▶ [Data in this exercise]:
• • •
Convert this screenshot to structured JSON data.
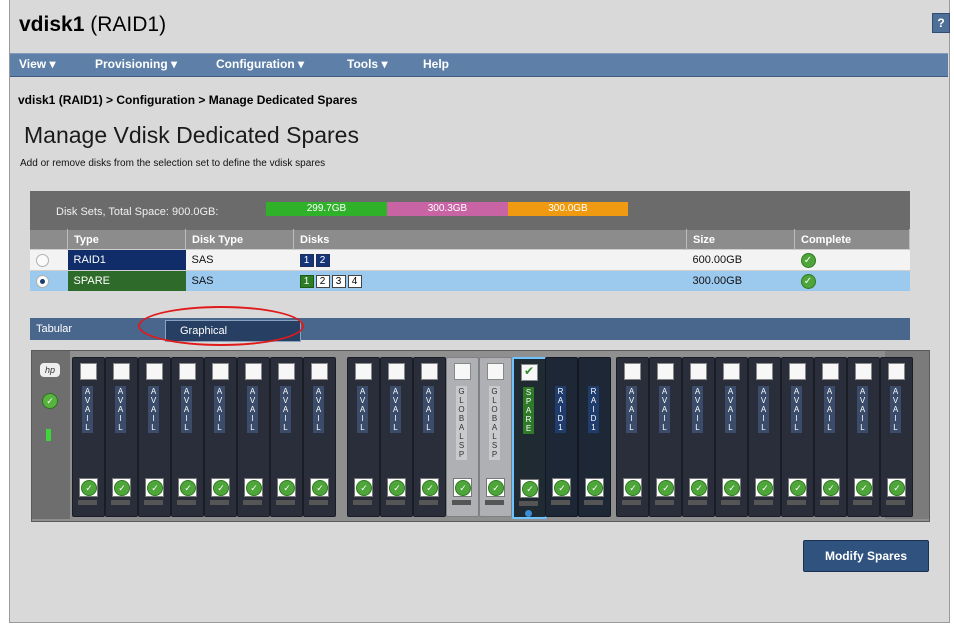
{
  "window": {
    "title_bold": "vdisk1",
    "title_rest": "(RAID1)",
    "help_label": "?"
  },
  "menu": {
    "items": [
      "View ▾",
      "Provisioning ▾",
      "Configuration ▾",
      "Tools ▾",
      "Help"
    ]
  },
  "breadcrumb": "vdisk1 (RAID1) > Configuration > Manage Dedicated Spares",
  "page": {
    "title": "Manage Vdisk Dedicated Spares",
    "subtitle": "Add or remove disks from the selection set to define the vdisk spares"
  },
  "disk_sets": {
    "label": "Disk Sets, Total Space: 900.0GB:",
    "segments": [
      {
        "label": "299.7GB",
        "color": "#2fb12a"
      },
      {
        "label": "300.3GB",
        "color": "#c864a4"
      },
      {
        "label": "300.0GB",
        "color": "#f09a12"
      }
    ]
  },
  "table": {
    "headers": [
      "Type",
      "Disk Type",
      "Disks",
      "Size",
      "Complete"
    ],
    "rows": [
      {
        "type": "RAID1",
        "disk_type": "SAS",
        "disks": [
          "1",
          "2"
        ],
        "size": "600.00GB",
        "selected": false
      },
      {
        "type": "SPARE",
        "disk_type": "SAS",
        "disks": [
          "1",
          "2",
          "3",
          "4"
        ],
        "size": "300.00GB",
        "selected": true
      }
    ]
  },
  "tabs": {
    "tabular": "Tabular",
    "graphical": "Graphical"
  },
  "enclosure": {
    "slot_labels": [
      "AVAIL",
      "AVAIL",
      "AVAIL",
      "AVAIL",
      "AVAIL",
      "AVAIL",
      "AVAIL",
      "AVAIL",
      "AVAIL",
      "AVAIL",
      "AVAIL",
      "GLOBALSP",
      "GLOBALSP",
      "SPARE",
      "RAID1",
      "RAID1",
      "AVAIL",
      "AVAIL",
      "AVAIL",
      "AVAIL",
      "AVAIL",
      "AVAIL",
      "AVAIL",
      "AVAIL",
      "AVAIL"
    ]
  },
  "actions": {
    "modify_label": "Modify Spares"
  }
}
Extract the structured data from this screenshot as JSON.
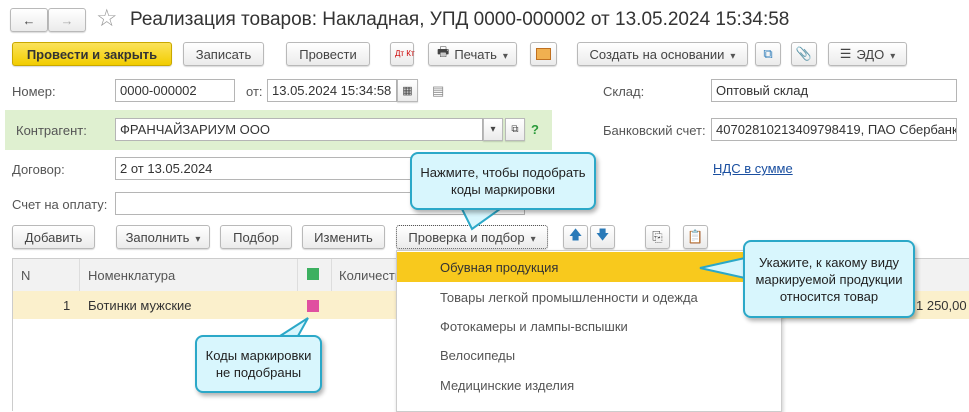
{
  "title": "Реализация товаров: Накладная, УПД 0000-000002 от 13.05.2024 15:34:58",
  "toolbar": {
    "post_close": "Провести и закрыть",
    "save": "Записать",
    "post": "Провести",
    "dtkt": "Дт Кт",
    "print": "Печать",
    "create_based": "Создать на основании",
    "edo": "ЭДО"
  },
  "form": {
    "number_label": "Номер:",
    "number": "0000-000002",
    "date_label": "от:",
    "date": "13.05.2024 15:34:58",
    "warehouse_label": "Склад:",
    "warehouse": "Оптовый склад",
    "counterparty_label": "Контрагент:",
    "counterparty": "ФРАНЧАЙЗАРИУМ ООО",
    "help": "?",
    "bank_label": "Банковский счет:",
    "bank": "40702810213409798419, ПАО Сбербанк",
    "contract_label": "Договор:",
    "contract": "2 от 13.05.2024",
    "vat_link": "НДС в сумме",
    "invoice_label": "Счет на оплату:",
    "invoice": ""
  },
  "table_toolbar": {
    "add": "Добавить",
    "fill": "Заполнить",
    "select": "Подбор",
    "edit": "Изменить",
    "check": "Проверка и подбор"
  },
  "table": {
    "headers": [
      "N",
      "Номенклатура",
      "",
      "Количество"
    ],
    "rows": [
      {
        "n": "1",
        "name": "Ботинки мужские",
        "sum": "1 250,00"
      }
    ]
  },
  "menu": [
    "Обувная продукция",
    "Товары легкой промышленности и одежда",
    "Фотокамеры и лампы-вспышки",
    "Велосипеды",
    "Медицинские изделия"
  ],
  "callouts": {
    "pick": "Нажмите, чтобы подобрать коды маркировки",
    "kind": "Укажите, к какому виду маркируемой продукции относится товар",
    "codes": "Коды маркировки не подобраны"
  },
  "colors": {
    "accent": "#f5d10c",
    "highlight": "#f8c91d",
    "row": "#fbf0cc",
    "callout": "#d8f6fd"
  }
}
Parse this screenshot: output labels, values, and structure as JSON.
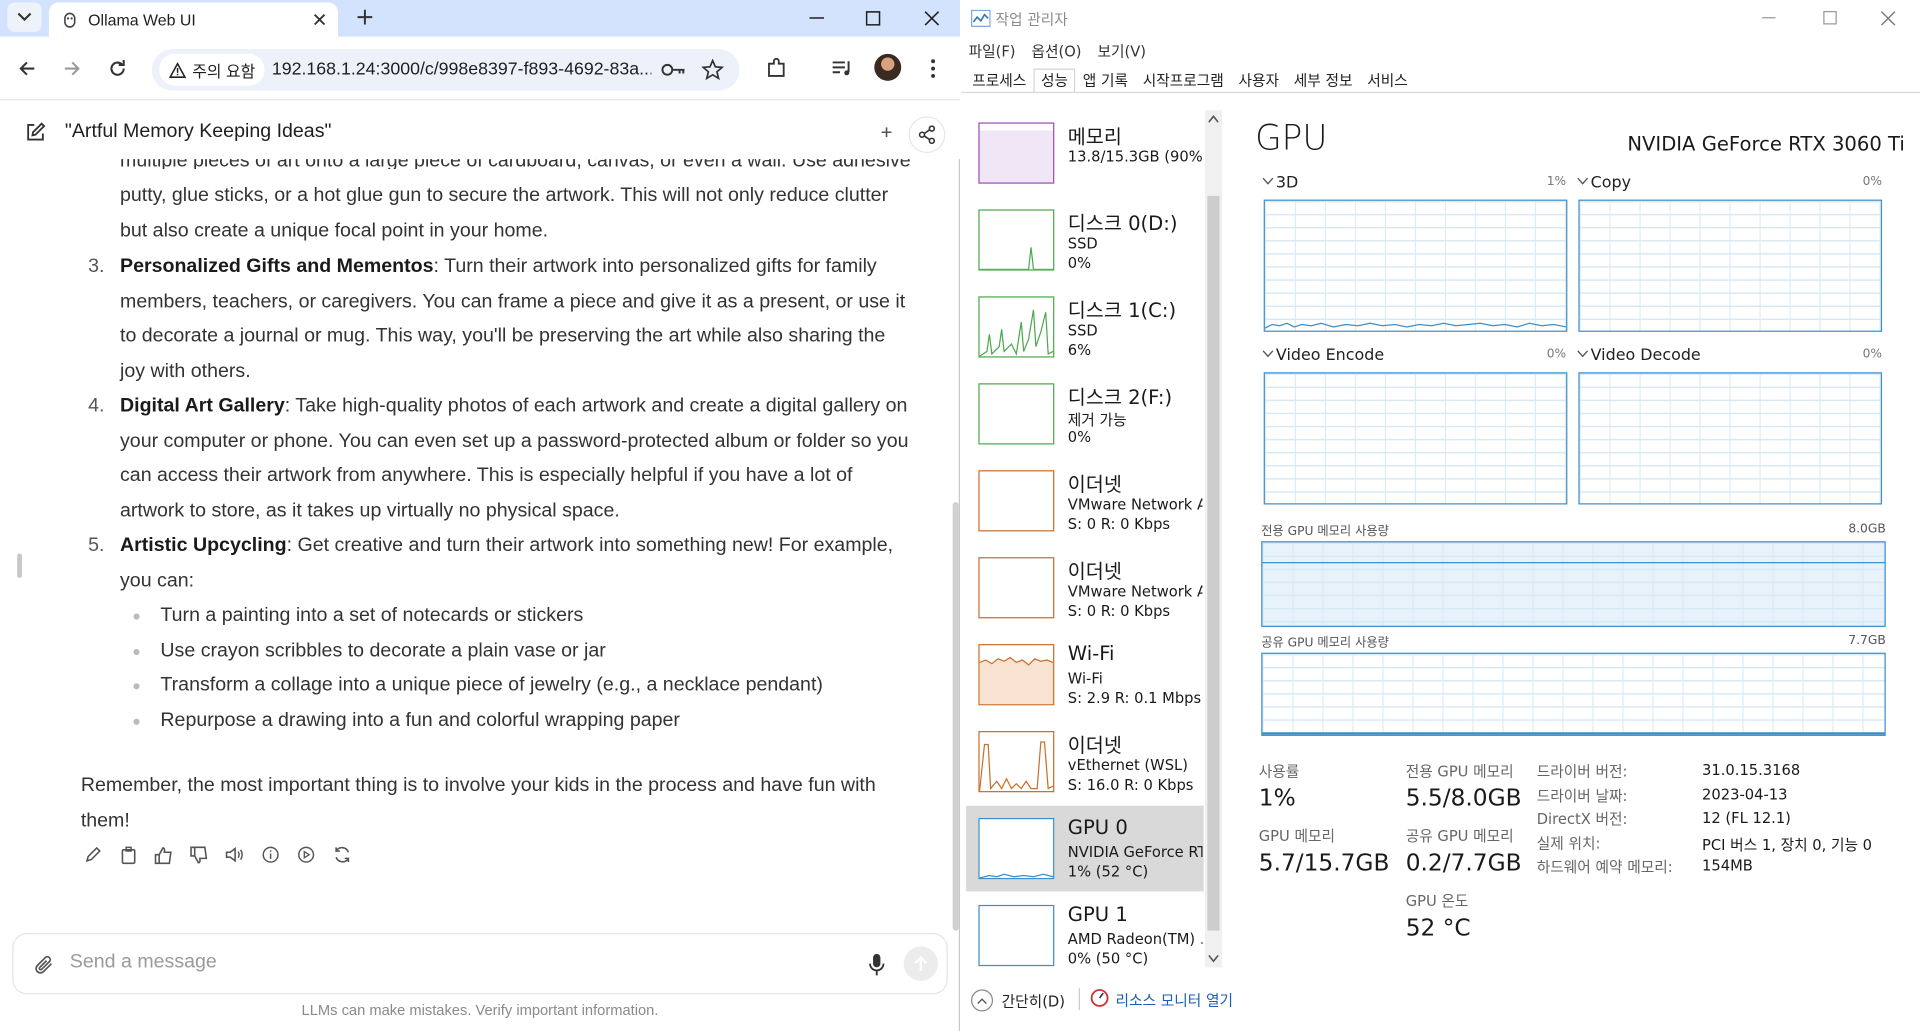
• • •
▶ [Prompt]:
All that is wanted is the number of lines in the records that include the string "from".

▶ [Reply]:
2